> **TASK**
In the records, find every line with the word "払込実行" and copy it out.

[Records excerpted from a collection]
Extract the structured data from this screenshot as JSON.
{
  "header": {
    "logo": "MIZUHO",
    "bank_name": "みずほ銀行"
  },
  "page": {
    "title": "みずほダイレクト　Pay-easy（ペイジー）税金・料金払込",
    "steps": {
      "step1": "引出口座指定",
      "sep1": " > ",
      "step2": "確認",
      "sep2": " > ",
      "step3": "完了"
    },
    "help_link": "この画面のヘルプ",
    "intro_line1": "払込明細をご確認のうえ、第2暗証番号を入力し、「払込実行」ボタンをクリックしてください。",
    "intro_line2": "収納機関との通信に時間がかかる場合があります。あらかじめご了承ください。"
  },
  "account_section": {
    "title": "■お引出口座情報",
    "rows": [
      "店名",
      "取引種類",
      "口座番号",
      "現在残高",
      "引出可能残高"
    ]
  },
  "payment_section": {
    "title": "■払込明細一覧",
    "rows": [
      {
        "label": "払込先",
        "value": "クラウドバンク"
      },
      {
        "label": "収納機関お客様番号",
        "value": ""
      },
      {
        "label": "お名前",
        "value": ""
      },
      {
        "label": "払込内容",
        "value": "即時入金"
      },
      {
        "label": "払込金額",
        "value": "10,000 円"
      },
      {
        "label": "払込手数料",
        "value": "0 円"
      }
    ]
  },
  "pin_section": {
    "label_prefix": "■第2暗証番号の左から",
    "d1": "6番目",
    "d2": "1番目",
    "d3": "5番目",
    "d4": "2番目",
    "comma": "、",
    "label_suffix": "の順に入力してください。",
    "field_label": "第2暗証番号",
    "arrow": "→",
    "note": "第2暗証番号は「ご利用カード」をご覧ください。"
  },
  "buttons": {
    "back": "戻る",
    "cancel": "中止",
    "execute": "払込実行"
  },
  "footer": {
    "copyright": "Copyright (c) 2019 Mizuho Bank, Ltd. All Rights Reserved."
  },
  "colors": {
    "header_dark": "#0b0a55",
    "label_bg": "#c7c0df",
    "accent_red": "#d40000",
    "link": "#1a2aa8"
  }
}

> **ANSWER SPACE**
    "intro_line1": "払込明細をご確認のうえ、第2暗証番号を入力し、「払込実行」ボタンをクリックしてください。",
    "execute": "払込実行"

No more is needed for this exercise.